The letter of intent was negotiated by real estate attorney Clarke Hobby of Hobby & Hobby and Prospera Realty CEO Teresa Williams on behalf of HWN, while Trey Carswell, Clay Witherspoon and Paul Royak from Lane, Witherspoon & Carswell represented GCAK Tampa LLC and Mercury Advisors LLC.
Principal Drew Nederpelt gives credit to Stoltenberg and his partner Frank Bombeeck for their state-of-the-
“The opportunity to build-out a facility to the specs of the different departments was beyond critical. We are in the process of building the most progressive and cutting edge television and health and wellness advocacy facility in the country. We have no legacy systems to bog us down, and with cloud technology we’re redefining how lean and efficient a company, not just a television network, can be. Each department head has been given input into the development of the schematic that will allow the network, with all its disparate parts, to run efficiently and cost-effectively, something that is critical in today’s environment,”
Nederpelt says that the Channel District was the perfect place for establishing the only television network of its kind as it also offers room for expansion. “The beauty about this area is that it’s literally next door to the commercial center of Tampa in downtown, and at the same time has unlimited growth potential all around,” says Nederpelt, who points out that another Channel District tenant, Jeff Vinik, owner of the Tampa Bay Lightning, is very bullish on the area, as was outlined in a Tampa Tribune article (http://www2.tbo.com/
“We’re delighted to be an anchor to the north side of the Channel District while the Tampa Bay Times Forum and Channelside Plaza are great attractions to the south,” says Nederpelt, pointing out that HWN’s Studio B is located at street level and fronted by glass, allowing visitors and tourists (the Channel District is home to the Port of Tampa which hosts the world’s largest cruise ships on a daily basis) a ‘TODAY Show’ experience of watching productions being taped live. Randy Gruber, HWN’s Vice President of Television Operations (who spent 19 years at another Bay area network, Home Shopping Network), was the person responsible for suggesting that Studio Control and Master Control also be located along the street level behind glass for passersby to see. “There’s nothing like the frenetic energy of a television control room to hold your attention.
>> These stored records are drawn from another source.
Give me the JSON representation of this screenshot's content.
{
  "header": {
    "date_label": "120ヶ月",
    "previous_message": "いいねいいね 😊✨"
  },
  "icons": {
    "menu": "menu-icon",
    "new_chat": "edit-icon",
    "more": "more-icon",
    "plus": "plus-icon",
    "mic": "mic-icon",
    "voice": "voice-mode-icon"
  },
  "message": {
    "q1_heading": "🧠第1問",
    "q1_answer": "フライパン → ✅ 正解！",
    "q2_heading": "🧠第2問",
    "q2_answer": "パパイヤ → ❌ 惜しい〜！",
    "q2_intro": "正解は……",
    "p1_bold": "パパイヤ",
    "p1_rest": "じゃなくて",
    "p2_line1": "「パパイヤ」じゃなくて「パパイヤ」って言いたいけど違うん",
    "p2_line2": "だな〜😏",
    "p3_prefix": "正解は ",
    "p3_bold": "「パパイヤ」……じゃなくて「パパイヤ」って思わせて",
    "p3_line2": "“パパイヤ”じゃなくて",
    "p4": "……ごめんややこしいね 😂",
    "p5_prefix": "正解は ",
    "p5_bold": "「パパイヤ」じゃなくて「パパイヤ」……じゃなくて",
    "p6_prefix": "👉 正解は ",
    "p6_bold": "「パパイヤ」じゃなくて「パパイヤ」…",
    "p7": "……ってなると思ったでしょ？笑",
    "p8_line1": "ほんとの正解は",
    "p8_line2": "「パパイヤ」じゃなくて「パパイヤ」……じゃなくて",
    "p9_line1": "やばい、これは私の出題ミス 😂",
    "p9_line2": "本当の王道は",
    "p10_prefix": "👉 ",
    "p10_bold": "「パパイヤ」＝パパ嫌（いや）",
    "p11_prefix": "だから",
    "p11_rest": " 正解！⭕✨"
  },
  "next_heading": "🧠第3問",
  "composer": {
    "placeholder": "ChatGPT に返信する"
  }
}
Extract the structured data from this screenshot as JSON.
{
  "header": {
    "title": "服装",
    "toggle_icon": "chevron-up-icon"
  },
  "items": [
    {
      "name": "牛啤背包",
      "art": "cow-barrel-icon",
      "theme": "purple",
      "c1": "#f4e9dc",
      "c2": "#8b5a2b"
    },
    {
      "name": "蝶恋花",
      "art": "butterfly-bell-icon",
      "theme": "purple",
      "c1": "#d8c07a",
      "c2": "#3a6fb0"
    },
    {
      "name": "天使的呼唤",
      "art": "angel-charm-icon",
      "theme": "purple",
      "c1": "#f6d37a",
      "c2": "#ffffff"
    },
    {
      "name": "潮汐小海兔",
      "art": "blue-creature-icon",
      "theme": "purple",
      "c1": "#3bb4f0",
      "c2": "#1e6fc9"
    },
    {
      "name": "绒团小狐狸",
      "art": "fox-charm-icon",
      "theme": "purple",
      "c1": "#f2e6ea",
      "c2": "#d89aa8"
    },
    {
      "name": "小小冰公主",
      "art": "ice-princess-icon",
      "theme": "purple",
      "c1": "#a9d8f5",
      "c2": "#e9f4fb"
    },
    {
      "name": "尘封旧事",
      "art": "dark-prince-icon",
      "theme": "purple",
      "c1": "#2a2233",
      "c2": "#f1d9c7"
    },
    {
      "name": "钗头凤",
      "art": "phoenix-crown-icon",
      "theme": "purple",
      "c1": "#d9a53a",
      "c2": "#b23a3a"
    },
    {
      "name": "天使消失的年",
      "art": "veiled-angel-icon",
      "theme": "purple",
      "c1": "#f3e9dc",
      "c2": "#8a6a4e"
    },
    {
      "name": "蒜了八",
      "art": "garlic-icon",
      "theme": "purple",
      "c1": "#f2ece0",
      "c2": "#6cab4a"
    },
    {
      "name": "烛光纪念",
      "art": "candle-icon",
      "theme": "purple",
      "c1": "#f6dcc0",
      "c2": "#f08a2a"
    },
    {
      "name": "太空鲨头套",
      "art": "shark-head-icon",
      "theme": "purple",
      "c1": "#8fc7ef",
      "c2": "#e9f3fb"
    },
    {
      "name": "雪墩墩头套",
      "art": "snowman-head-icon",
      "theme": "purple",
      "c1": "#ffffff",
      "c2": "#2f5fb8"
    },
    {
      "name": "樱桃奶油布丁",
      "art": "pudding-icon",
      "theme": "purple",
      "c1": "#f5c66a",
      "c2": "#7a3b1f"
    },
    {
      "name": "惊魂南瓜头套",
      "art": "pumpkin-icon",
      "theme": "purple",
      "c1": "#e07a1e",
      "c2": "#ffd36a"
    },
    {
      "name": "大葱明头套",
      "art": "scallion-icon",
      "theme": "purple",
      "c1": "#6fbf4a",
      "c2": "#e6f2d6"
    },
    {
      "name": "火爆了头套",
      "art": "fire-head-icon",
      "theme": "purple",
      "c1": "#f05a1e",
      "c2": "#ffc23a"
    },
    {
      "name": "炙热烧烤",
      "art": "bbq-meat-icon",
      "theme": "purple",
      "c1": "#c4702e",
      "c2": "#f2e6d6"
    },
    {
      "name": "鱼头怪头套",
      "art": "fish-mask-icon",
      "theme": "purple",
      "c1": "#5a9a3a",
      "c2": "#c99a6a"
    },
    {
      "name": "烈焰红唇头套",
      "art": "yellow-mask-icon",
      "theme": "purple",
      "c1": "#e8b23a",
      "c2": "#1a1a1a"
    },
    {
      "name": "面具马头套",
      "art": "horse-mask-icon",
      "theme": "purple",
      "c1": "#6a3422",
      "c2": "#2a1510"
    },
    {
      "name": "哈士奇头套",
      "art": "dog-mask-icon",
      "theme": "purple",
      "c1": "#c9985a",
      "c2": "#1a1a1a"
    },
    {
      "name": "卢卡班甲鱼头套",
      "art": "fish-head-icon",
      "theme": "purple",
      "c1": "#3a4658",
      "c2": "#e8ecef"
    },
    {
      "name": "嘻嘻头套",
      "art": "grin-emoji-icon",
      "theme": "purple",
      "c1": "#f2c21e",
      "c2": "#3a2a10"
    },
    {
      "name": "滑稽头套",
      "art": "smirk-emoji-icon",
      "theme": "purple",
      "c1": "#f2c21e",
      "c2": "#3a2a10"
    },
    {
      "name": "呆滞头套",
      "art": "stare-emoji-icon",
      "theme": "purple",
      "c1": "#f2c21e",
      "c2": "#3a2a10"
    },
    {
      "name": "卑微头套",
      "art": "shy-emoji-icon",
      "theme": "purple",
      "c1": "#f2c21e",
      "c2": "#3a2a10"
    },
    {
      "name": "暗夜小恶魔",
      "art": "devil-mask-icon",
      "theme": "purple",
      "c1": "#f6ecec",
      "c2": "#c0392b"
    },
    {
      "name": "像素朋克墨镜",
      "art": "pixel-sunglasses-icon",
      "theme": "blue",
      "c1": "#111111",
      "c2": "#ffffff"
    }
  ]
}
We’re delighted to have the opportunity to build something that will allow the network to be transparent to the public and really bring in the locals to appreciate and adopt HWN as their own,” says Gruber.
That home-grown mentality is something that Nederpelt says is key to achieving his network’s goals. Nederpelt and his team met with Tampa Mayor Bob Buckhorn’s office and with State of Florida Economic Development Council officials who suggested ways in which the network might capitalize on tax breaks that were available as inducements to locate in Florida and the Tampa Bay area.
“From the beginning I’ve always said the Tampa Bay area is where we want to be. We want to make this area the new home of health and wellness in the country. We’ve got the weather, we have the people, we’ve got the business climate, and we have the health and wellness mentality in hundreds of businesses and institutions across the region all focused on life, love and longevity. We want Tampa Bay to be to wellness what Sonoma is to wine,” says Nederpelt, pointing out that his company will not take tax dollars from the State. “Our goal is to put money into the local and state economies, not take it out.”
For more information:
GCAK & Mercury Advisors: Trey Carswell, Lane, Witherspoon & Carswell
HWN: Danielle Callaway, email@example.com